Scan the entries for "Previous". Every line that holds it is to be copied.

→ **Dataset rows describing interfaces**:
+ + +

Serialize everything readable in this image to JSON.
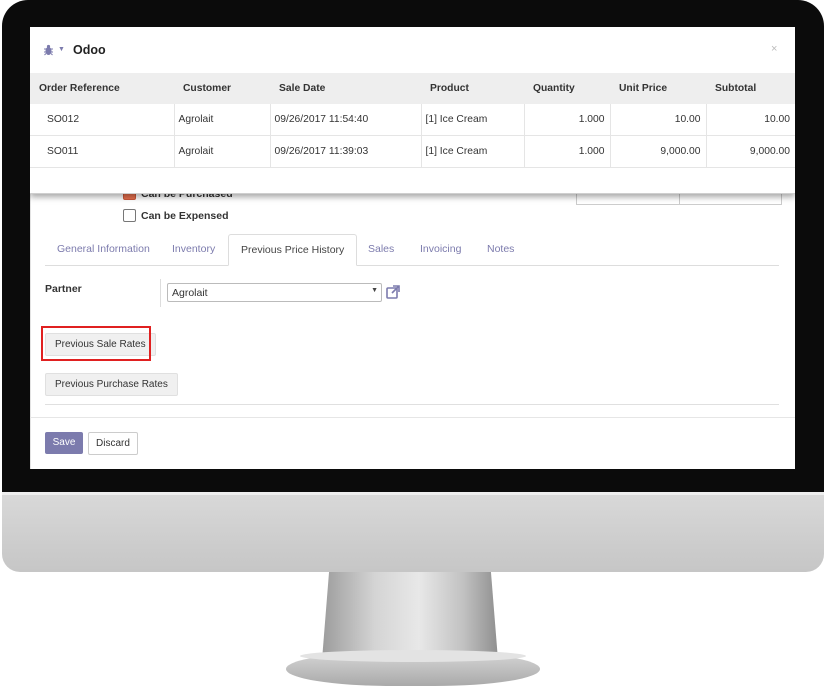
{
  "dialog": {
    "title": "Odoo",
    "close_glyph": "×",
    "columns": [
      "Order Reference",
      "Customer",
      "Sale Date",
      "Product",
      "Quantity",
      "Unit Price",
      "Subtotal"
    ],
    "rows": [
      [
        "SO012",
        "Agrolait",
        "09/26/2017 11:54:40",
        "[1] Ice Cream",
        "1.000",
        "10.00",
        "10.00"
      ],
      [
        "SO011",
        "Agrolait",
        "09/26/2017 11:39:03",
        "[1] Ice Cream",
        "1.000",
        "9,000.00",
        "9,000.00"
      ]
    ]
  },
  "form": {
    "can_be_purchased": "Can be Purchased",
    "can_be_expensed": "Can be Expensed",
    "tabs": [
      "General Information",
      "Inventory",
      "Previous Price History",
      "Sales",
      "Invoicing",
      "Notes"
    ],
    "active_tab": "Previous Price History",
    "partner_label": "Partner",
    "partner_value": "Agrolait",
    "btn_previous_sale_rates": "Previous Sale Rates",
    "btn_previous_purchase_rates": "Previous Purchase Rates",
    "save_label": "Save",
    "discard_label": "Discard"
  },
  "colors": {
    "accent": "#7c7bad",
    "highlight": "#e02020",
    "checkbox_checked": "#e8704e",
    "header_bg": "#eeeeee"
  },
  "icons": [
    "bug-icon",
    "chevron-down-icon",
    "close-icon",
    "external-link-icon"
  ]
}
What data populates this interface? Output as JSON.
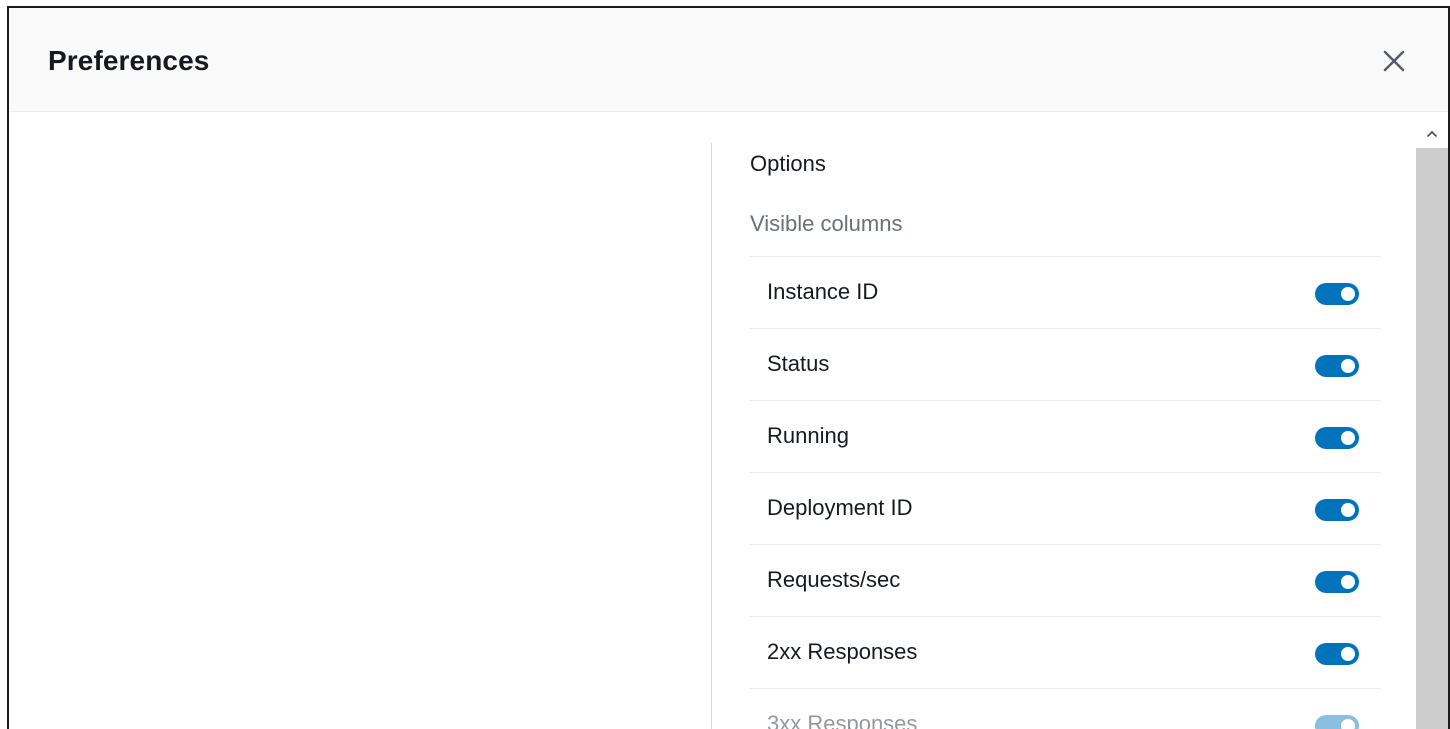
{
  "dialog": {
    "title": "Preferences",
    "close_icon": "close-icon"
  },
  "options": {
    "title": "Options",
    "visible_columns_label": "Visible columns",
    "columns": [
      {
        "label": "Instance ID",
        "enabled": true
      },
      {
        "label": "Status",
        "enabled": true
      },
      {
        "label": "Running",
        "enabled": true
      },
      {
        "label": "Deployment ID",
        "enabled": true
      },
      {
        "label": "Requests/sec",
        "enabled": true
      },
      {
        "label": "2xx Responses",
        "enabled": true
      },
      {
        "label": "3xx Responses",
        "enabled": true
      }
    ]
  },
  "colors": {
    "toggle_on": "#0073bb",
    "header_bg": "#fafafa",
    "scroll_thumb": "#cdcdcd"
  },
  "scrollbar": {
    "up_icon": "chevron-up-icon"
  }
}
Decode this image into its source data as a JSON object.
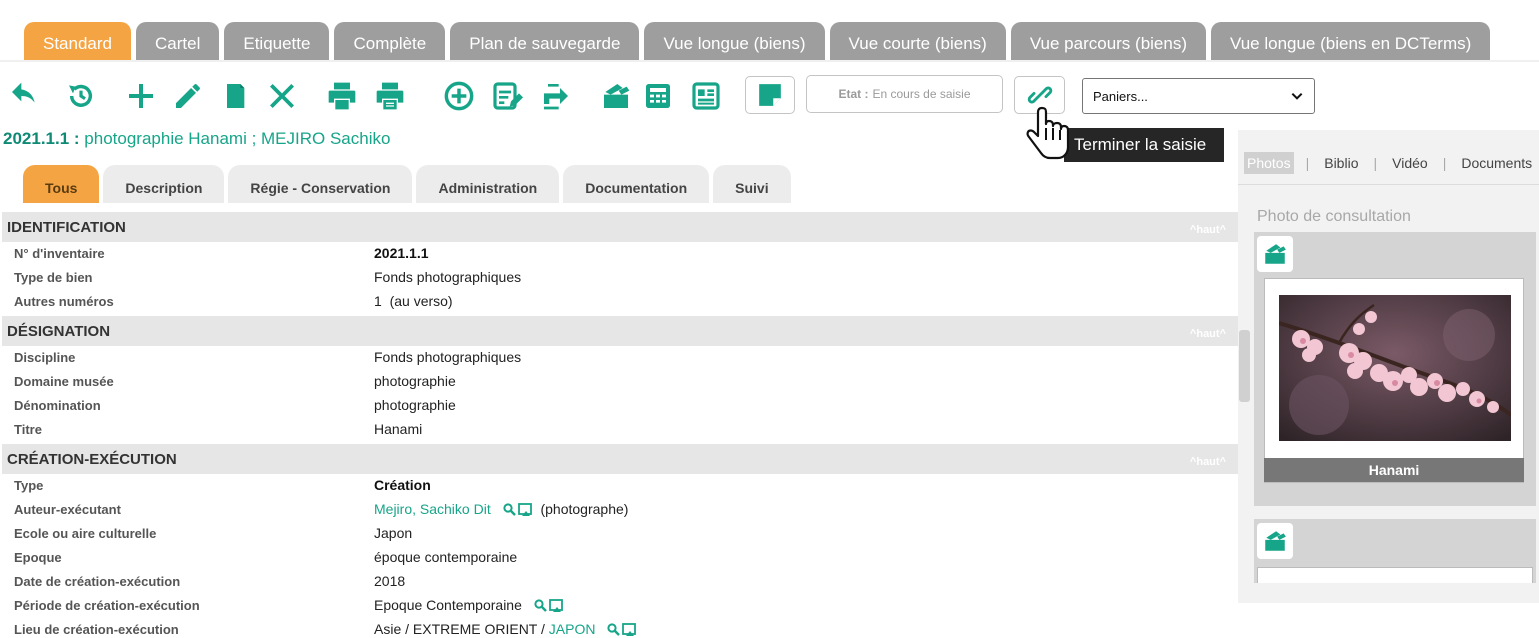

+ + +

→ **SOLUTION TO THIS TASK**:
      "Previous Price History",
    "active_tab": "Previous Price History",
    "btn_previous_sale_rates": "Previous Sale Rates",
    "btn_previous_purchase_rates": "Previous Purchase Rates",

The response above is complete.